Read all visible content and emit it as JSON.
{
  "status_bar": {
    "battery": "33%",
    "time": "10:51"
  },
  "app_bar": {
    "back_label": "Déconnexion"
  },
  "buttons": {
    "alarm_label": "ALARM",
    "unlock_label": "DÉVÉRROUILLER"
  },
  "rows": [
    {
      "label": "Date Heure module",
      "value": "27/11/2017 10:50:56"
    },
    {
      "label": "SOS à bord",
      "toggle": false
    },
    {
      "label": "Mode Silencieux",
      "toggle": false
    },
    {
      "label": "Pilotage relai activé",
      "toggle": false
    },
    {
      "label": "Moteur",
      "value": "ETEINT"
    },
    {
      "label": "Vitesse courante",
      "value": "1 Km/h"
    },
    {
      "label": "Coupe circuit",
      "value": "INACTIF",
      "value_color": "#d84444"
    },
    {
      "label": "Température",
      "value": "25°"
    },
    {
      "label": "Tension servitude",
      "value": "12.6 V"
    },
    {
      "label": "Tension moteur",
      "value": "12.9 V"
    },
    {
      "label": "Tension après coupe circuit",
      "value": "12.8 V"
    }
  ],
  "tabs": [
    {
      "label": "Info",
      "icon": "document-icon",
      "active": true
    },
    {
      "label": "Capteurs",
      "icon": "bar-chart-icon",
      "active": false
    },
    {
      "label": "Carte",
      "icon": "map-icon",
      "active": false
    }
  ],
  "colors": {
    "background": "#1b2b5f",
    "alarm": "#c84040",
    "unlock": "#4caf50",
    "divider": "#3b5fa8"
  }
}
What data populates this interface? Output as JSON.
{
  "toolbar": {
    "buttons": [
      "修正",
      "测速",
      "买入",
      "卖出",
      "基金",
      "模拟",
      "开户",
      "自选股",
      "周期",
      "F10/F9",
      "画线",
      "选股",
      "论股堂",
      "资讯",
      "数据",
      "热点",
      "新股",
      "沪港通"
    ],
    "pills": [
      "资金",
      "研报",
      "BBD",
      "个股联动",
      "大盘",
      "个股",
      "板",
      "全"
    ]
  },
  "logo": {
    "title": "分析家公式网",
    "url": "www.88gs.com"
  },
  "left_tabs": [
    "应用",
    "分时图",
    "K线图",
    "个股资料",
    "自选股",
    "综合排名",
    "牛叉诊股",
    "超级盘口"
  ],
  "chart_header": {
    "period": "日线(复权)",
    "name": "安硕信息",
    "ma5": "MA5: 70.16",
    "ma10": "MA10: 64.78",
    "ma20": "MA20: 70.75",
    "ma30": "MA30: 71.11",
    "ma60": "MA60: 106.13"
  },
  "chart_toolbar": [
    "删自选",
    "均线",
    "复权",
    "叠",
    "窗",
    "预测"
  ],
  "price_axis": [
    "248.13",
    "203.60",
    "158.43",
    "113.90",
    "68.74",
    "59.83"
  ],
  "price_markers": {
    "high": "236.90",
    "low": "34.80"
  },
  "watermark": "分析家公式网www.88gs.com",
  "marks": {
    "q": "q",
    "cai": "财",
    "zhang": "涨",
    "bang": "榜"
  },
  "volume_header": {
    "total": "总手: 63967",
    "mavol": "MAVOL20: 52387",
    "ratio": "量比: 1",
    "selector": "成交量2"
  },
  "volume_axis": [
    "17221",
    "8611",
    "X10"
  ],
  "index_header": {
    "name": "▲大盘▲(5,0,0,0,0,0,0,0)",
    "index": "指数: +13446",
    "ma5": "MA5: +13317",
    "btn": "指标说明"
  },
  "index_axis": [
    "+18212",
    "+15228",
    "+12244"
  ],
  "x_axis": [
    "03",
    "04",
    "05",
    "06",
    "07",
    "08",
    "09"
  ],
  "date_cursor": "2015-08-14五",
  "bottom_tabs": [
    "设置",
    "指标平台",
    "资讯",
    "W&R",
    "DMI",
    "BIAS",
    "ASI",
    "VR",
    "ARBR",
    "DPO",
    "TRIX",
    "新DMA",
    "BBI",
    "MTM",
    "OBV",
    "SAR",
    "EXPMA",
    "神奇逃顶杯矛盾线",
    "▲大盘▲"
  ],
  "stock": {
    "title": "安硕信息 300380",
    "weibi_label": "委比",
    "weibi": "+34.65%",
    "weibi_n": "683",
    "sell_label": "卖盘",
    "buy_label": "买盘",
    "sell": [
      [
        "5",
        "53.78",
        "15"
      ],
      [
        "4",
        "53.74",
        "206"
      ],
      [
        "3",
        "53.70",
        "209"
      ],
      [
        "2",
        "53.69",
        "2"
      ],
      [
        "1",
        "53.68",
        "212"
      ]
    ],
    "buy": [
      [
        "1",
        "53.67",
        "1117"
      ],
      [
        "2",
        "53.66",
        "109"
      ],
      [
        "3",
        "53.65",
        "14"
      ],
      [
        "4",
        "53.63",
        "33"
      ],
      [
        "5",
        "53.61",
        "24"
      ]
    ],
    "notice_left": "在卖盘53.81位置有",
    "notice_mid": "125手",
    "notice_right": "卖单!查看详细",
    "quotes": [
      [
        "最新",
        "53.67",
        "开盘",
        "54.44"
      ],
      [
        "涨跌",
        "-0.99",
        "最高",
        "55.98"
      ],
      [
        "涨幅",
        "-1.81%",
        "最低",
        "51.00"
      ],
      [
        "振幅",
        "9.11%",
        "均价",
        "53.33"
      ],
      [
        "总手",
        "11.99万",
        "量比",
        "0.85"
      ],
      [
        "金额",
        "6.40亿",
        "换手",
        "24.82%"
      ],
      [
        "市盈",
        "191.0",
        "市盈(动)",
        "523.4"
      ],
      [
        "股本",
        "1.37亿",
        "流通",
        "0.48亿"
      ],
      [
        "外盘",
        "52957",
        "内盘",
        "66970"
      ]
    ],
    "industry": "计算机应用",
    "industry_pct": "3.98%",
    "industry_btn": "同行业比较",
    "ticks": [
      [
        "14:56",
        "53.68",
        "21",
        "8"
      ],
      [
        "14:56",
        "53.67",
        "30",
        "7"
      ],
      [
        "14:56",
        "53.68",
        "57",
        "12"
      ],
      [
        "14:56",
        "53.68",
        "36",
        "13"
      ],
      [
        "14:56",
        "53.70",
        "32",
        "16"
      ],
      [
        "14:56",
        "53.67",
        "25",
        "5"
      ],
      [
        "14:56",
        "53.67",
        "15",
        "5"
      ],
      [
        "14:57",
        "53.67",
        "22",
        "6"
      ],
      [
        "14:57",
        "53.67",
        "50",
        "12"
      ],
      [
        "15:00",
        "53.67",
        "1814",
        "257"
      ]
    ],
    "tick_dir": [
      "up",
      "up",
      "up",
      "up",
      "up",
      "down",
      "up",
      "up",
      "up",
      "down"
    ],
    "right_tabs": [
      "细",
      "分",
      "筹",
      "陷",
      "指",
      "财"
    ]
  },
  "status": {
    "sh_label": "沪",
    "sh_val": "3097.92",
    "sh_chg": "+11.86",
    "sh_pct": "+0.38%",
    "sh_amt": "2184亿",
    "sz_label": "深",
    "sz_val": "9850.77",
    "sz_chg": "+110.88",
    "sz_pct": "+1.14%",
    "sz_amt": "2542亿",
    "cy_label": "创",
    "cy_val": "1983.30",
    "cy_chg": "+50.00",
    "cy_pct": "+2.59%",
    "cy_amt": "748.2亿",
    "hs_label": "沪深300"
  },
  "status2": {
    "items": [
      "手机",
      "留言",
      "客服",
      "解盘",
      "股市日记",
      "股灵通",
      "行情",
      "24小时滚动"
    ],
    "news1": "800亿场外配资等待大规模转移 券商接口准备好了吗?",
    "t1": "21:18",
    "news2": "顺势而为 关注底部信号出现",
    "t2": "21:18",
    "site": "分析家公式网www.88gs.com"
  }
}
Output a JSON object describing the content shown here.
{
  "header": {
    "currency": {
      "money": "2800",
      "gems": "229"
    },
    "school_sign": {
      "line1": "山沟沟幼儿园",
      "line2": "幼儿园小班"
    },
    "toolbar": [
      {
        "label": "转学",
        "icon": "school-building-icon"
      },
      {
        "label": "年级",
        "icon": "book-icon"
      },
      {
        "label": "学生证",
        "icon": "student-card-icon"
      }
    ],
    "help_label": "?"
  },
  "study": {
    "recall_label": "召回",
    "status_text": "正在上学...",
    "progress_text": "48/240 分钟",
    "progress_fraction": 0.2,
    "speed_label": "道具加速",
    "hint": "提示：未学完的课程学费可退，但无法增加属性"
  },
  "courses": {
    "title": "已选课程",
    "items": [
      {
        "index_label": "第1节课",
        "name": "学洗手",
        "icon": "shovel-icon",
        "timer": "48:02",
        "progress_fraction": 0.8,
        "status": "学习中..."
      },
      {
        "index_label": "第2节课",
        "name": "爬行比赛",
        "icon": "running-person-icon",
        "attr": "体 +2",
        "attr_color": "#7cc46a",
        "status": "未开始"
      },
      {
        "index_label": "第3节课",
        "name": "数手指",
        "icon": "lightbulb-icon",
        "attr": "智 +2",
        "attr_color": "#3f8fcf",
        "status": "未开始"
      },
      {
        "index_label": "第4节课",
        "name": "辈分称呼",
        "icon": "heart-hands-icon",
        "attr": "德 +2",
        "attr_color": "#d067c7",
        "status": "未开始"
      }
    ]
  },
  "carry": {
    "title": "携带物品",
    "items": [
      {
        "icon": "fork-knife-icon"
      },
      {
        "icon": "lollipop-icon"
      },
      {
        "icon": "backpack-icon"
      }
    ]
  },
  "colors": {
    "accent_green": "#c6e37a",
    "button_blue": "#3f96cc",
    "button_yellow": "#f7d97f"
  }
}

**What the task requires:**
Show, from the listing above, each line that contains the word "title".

**Exercise response:**
    "title": "分析家公式网",
    "title": "安硕信息 300380",
    "title": "已选课程",
    "title": "携带物品",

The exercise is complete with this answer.